Many libraries do provide printed tax forms, as well as assistance from AARP tax volunteers. Fourteen of the 19 Carnegie Libraries in Pittsburgh expect to receive 1040 forms and publications from the IRS, but not until late January.

"There are fewer and fewer places providing tax forms," said Holly McCullough, manager of the Carnegie Library in Squirrel Hill. She is "very concerned" that the IRS changes will catch many people off guard and that droves will show up at her library.

"I'm hearing nervousness from some people" about the IRS cutting the mailings, she said. "But it's nothing like what's probably coming down the road from people who haven't paid attention to this yet."

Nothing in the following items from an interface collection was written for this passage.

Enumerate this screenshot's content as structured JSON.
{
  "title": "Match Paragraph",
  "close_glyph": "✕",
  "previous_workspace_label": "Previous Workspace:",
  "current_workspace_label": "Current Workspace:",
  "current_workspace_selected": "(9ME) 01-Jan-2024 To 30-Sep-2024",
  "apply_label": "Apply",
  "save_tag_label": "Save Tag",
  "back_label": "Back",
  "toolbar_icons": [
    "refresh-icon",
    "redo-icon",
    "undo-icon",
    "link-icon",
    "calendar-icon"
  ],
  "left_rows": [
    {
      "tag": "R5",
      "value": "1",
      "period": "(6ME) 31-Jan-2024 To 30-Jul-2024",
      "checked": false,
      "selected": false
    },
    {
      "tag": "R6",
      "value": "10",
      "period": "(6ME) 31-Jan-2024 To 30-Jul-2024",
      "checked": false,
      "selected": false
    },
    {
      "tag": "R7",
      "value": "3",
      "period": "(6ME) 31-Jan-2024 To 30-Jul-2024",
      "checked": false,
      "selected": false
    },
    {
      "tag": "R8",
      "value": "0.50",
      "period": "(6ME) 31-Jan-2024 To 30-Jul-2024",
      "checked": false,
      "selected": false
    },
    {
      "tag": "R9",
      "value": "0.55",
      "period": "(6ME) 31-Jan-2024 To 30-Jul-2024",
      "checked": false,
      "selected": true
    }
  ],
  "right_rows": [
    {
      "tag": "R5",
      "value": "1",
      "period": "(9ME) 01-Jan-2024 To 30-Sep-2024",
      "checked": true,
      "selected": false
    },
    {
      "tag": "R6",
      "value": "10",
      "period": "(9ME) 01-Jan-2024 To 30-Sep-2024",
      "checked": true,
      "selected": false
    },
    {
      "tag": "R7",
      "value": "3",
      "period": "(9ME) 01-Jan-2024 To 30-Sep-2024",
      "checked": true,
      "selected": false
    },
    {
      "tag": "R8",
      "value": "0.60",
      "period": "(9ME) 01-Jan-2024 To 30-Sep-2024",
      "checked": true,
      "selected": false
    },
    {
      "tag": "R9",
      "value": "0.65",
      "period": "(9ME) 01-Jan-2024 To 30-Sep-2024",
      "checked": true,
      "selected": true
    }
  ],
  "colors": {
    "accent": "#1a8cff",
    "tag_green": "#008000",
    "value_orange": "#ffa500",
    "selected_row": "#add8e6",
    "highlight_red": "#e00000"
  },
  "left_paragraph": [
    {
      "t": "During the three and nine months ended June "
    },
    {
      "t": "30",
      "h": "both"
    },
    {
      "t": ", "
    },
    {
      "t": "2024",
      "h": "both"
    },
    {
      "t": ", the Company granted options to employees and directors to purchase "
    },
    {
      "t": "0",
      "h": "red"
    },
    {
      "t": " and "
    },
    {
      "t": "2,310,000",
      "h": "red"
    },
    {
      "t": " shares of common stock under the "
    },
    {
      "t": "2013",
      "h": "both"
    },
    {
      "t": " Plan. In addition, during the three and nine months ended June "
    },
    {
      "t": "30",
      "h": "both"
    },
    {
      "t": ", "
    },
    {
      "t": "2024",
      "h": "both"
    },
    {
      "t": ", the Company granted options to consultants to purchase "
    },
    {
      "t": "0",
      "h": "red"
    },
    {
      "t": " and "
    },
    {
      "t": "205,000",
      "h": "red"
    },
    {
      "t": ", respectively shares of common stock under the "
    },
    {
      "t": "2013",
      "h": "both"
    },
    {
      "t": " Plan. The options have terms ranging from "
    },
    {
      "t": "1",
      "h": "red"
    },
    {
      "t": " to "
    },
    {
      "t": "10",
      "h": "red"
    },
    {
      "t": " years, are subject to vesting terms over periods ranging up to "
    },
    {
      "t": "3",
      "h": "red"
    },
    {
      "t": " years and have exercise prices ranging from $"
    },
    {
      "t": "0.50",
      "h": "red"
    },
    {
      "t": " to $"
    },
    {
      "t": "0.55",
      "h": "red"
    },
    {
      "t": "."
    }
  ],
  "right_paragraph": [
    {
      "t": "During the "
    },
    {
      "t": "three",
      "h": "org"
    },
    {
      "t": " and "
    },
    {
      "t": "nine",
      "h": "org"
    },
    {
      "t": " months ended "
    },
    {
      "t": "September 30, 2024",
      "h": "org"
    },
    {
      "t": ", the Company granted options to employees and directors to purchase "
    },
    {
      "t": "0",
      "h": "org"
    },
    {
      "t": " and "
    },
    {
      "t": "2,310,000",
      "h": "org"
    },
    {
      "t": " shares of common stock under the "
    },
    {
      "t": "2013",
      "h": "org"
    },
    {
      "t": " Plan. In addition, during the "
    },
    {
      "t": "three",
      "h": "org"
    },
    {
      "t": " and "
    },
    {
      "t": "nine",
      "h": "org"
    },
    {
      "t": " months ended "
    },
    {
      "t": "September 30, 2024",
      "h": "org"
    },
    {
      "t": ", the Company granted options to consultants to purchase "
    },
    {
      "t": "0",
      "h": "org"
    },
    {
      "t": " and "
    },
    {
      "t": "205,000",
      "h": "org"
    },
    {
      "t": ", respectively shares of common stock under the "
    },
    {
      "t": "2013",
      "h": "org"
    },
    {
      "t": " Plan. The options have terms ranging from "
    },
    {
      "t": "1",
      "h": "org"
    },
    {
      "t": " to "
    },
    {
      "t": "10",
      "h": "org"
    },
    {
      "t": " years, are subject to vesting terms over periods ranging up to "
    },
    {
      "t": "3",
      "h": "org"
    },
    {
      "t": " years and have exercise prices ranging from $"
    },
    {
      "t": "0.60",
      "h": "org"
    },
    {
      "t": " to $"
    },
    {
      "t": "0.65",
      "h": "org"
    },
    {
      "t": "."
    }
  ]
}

"If more work is going to fall to the libraries to do this, shouldn't some money come to libraries to provide more of this service?" asked McCullough. Her library stocked and disbursed 2,730 federal income tax booklets in early 2010, before the IRS cut off mailings.

One bit of good news: Taxpayers have an extra three days to file this year — until April 18 — because April 15 is a holiday in Washington.

Additional Information:

Help is near

Below are locations and phone numbers for the five IRS Taxpayer Assistance Centers in the Pittsburgh region that will have tax forms and publications. In addition, you can call the IRS at 800-829-3676 to request they be mailed to you.

• Butler -- 220 S. Main St. (724-282-4531)

• Monroeville -- 4314 Old William Penn Highway (412-856-1913)

• Pittsburgh -- 1000 Liberty Ave. (412-395-5667)

• Warrendale -- 547 Keystone Dr. (724-772-5111)

• Washington -- 162 W. Chestnut St. (724-229-5985)

Among the the 19 Carnegie Library locations in Pittsburgh, these 14 will have tax forms and publications:

• Brookline

• Carrick/Knoxville

• Downtown

• Hazelwood

• Hill District

• Homewood

• Lawrenceville

• Mt. Washington

• Oakland

• Sheraden

• South Side

• Squirrel Hill

• West End

• Woods Run

Additional Information:

State's prepared

The Pennsylvania Department of Revenue said Friday it's ready for residents to file personal income tax returns, by phone or Internet.

A so-called Tele-file return can be completed by calling 888- 4PAFILE (472-3453). Electronic filers can complete their 'pa.direct.file' returns by going online.

About 3.7 Pennsylvanians e-filed last year. Electronic filing saves the state about $3.49 per return, said the agency.

 

 
 


Show commenting policy

Most-Read Business

Subscribe today! Click here for our subscription offers.